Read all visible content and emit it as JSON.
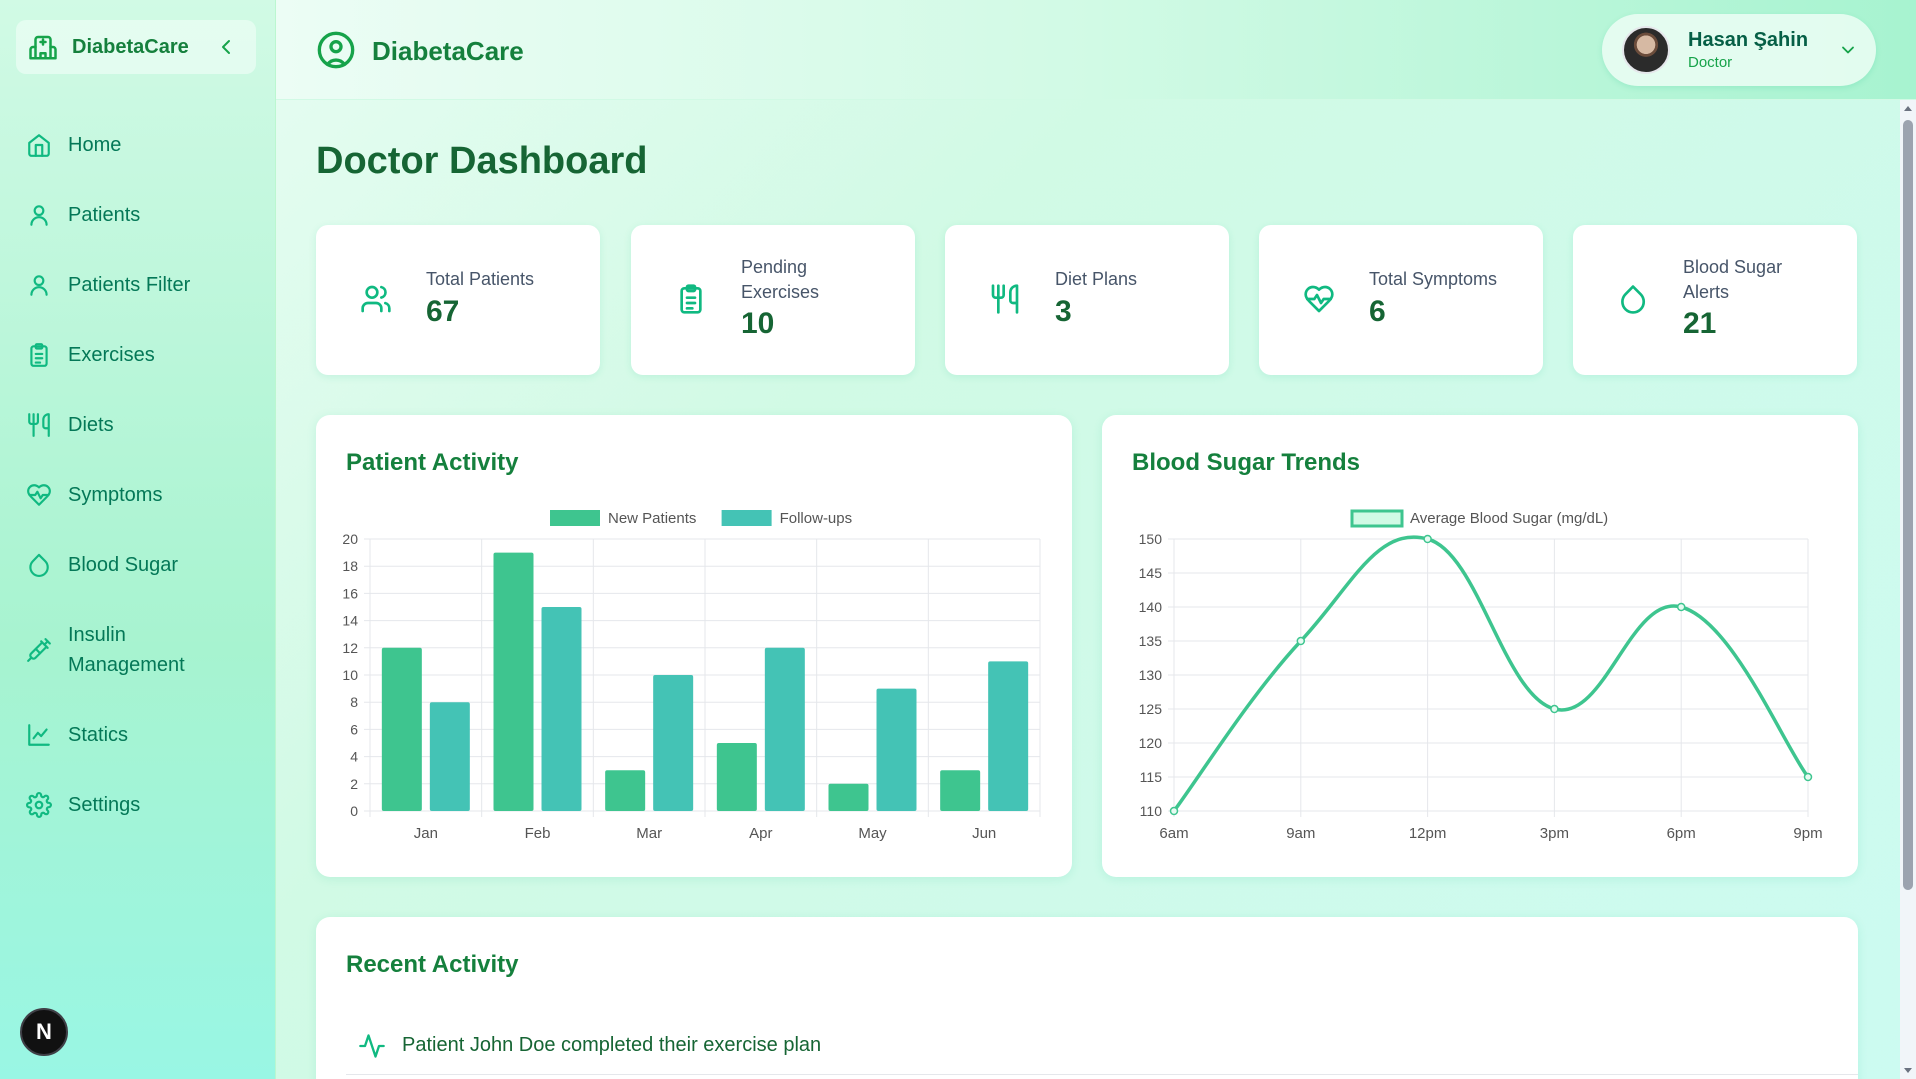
{
  "app": {
    "brand": "DiabetaCare",
    "header_title": "DiabetaCare"
  },
  "user": {
    "name": "Hasan Şahin",
    "role": "Doctor"
  },
  "sidebar": {
    "items": [
      {
        "label": "Home",
        "icon": "home-icon"
      },
      {
        "label": "Patients",
        "icon": "user-icon"
      },
      {
        "label": "Patients Filter",
        "icon": "user-icon"
      },
      {
        "label": "Exercises",
        "icon": "clipboard-icon"
      },
      {
        "label": "Diets",
        "icon": "utensils-icon"
      },
      {
        "label": "Symptoms",
        "icon": "heart-pulse-icon"
      },
      {
        "label": "Blood Sugar",
        "icon": "droplet-icon"
      },
      {
        "label": "Insulin Management",
        "icon": "syringe-icon"
      },
      {
        "label": "Statics",
        "icon": "line-chart-icon"
      },
      {
        "label": "Settings",
        "icon": "gear-icon"
      }
    ],
    "badge": "N"
  },
  "page": {
    "title": "Doctor Dashboard"
  },
  "stats": [
    {
      "label": "Total Patients",
      "value": "67",
      "icon": "users-icon"
    },
    {
      "label": "Pending Exercises",
      "value": "10",
      "icon": "clipboard-icon"
    },
    {
      "label": "Diet Plans",
      "value": "3",
      "icon": "utensils-icon"
    },
    {
      "label": "Total Symptoms",
      "value": "6",
      "icon": "heart-pulse-icon"
    },
    {
      "label": "Blood Sugar Alerts",
      "value": "21",
      "icon": "droplet-icon"
    }
  ],
  "panels": {
    "patient_activity_title": "Patient Activity",
    "blood_sugar_title": "Blood Sugar Trends",
    "recent_activity_title": "Recent Activity"
  },
  "recent_activity": [
    {
      "text": "Patient John Doe completed their exercise plan",
      "icon": "activity-icon"
    }
  ],
  "colors": {
    "primary": "#16a34a",
    "bar_new": "#3ec58f",
    "bar_follow": "#44c3b5",
    "line": "#3ec58f"
  },
  "chart_data": [
    {
      "type": "bar",
      "title": "Patient Activity",
      "categories": [
        "Jan",
        "Feb",
        "Mar",
        "Apr",
        "May",
        "Jun"
      ],
      "series": [
        {
          "name": "New Patients",
          "values": [
            12,
            19,
            3,
            5,
            2,
            3
          ]
        },
        {
          "name": "Follow-ups",
          "values": [
            8,
            15,
            10,
            12,
            9,
            11
          ]
        }
      ],
      "ylim": [
        0,
        20
      ],
      "yticks": [
        0,
        2,
        4,
        6,
        8,
        10,
        12,
        14,
        16,
        18,
        20
      ],
      "grid": true,
      "legend": "top"
    },
    {
      "type": "line",
      "title": "Blood Sugar Trends",
      "categories": [
        "6am",
        "9am",
        "12pm",
        "3pm",
        "6pm",
        "9pm"
      ],
      "series": [
        {
          "name": "Average Blood Sugar (mg/dL)",
          "values": [
            110,
            135,
            150,
            125,
            140,
            115
          ]
        }
      ],
      "ylim": [
        110,
        150
      ],
      "yticks": [
        110,
        115,
        120,
        125,
        130,
        135,
        140,
        145,
        150
      ],
      "grid": true,
      "legend": "top"
    }
  ]
}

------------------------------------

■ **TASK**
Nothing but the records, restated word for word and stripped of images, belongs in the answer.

■ **YOUR RESPONSE**
Read all visible content and emit it as JSON.
{
  "app": {
    "brand": "DiabetaCare",
    "header_title": "DiabetaCare"
  },
  "user": {
    "name": "Hasan Şahin",
    "role": "Doctor"
  },
  "sidebar": {
    "items": [
      {
        "label": "Home",
        "icon": "home-icon"
      },
      {
        "label": "Patients",
        "icon": "user-icon"
      },
      {
        "label": "Patients Filter",
        "icon": "user-icon"
      },
      {
        "label": "Exercises",
        "icon": "clipboard-icon"
      },
      {
        "label": "Diets",
        "icon": "utensils-icon"
      },
      {
        "label": "Symptoms",
        "icon": "heart-pulse-icon"
      },
      {
        "label": "Blood Sugar",
        "icon": "droplet-icon"
      },
      {
        "label": "Insulin Management",
        "icon": "syringe-icon"
      },
      {
        "label": "Statics",
        "icon": "line-chart-icon"
      },
      {
        "label": "Settings",
        "icon": "gear-icon"
      }
    ],
    "badge": "N"
  },
  "page": {
    "title": "Doctor Dashboard"
  },
  "stats": [
    {
      "label": "Total Patients",
      "value": "67",
      "icon": "users-icon"
    },
    {
      "label": "Pending Exercises",
      "value": "10",
      "icon": "clipboard-icon"
    },
    {
      "label": "Diet Plans",
      "value": "3",
      "icon": "utensils-icon"
    },
    {
      "label": "Total Symptoms",
      "value": "6",
      "icon": "heart-pulse-icon"
    },
    {
      "label": "Blood Sugar Alerts",
      "value": "21",
      "icon": "droplet-icon"
    }
  ],
  "panels": {
    "patient_activity_title": "Patient Activity",
    "blood_sugar_title": "Blood Sugar Trends",
    "recent_activity_title": "Recent Activity"
  },
  "recent_activity": [
    {
      "text": "Patient John Doe completed their exercise plan",
      "icon": "activity-icon"
    }
  ],
  "colors": {
    "primary": "#16a34a",
    "bar_new": "#3ec58f",
    "bar_follow": "#44c3b5",
    "line": "#3ec58f"
  },
  "chart_data": [
    {
      "type": "bar",
      "title": "Patient Activity",
      "categories": [
        "Jan",
        "Feb",
        "Mar",
        "Apr",
        "May",
        "Jun"
      ],
      "series": [
        {
          "name": "New Patients",
          "values": [
            12,
            19,
            3,
            5,
            2,
            3
          ]
        },
        {
          "name": "Follow-ups",
          "values": [
            8,
            15,
            10,
            12,
            9,
            11
          ]
        }
      ],
      "ylim": [
        0,
        20
      ],
      "yticks": [
        0,
        2,
        4,
        6,
        8,
        10,
        12,
        14,
        16,
        18,
        20
      ],
      "grid": true,
      "legend": "top"
    },
    {
      "type": "line",
      "title": "Blood Sugar Trends",
      "categories": [
        "6am",
        "9am",
        "12pm",
        "3pm",
        "6pm",
        "9pm"
      ],
      "series": [
        {
          "name": "Average Blood Sugar (mg/dL)",
          "values": [
            110,
            135,
            150,
            125,
            140,
            115
          ]
        }
      ],
      "ylim": [
        110,
        150
      ],
      "yticks": [
        110,
        115,
        120,
        125,
        130,
        135,
        140,
        145,
        150
      ],
      "grid": true,
      "legend": "top"
    }
  ]
}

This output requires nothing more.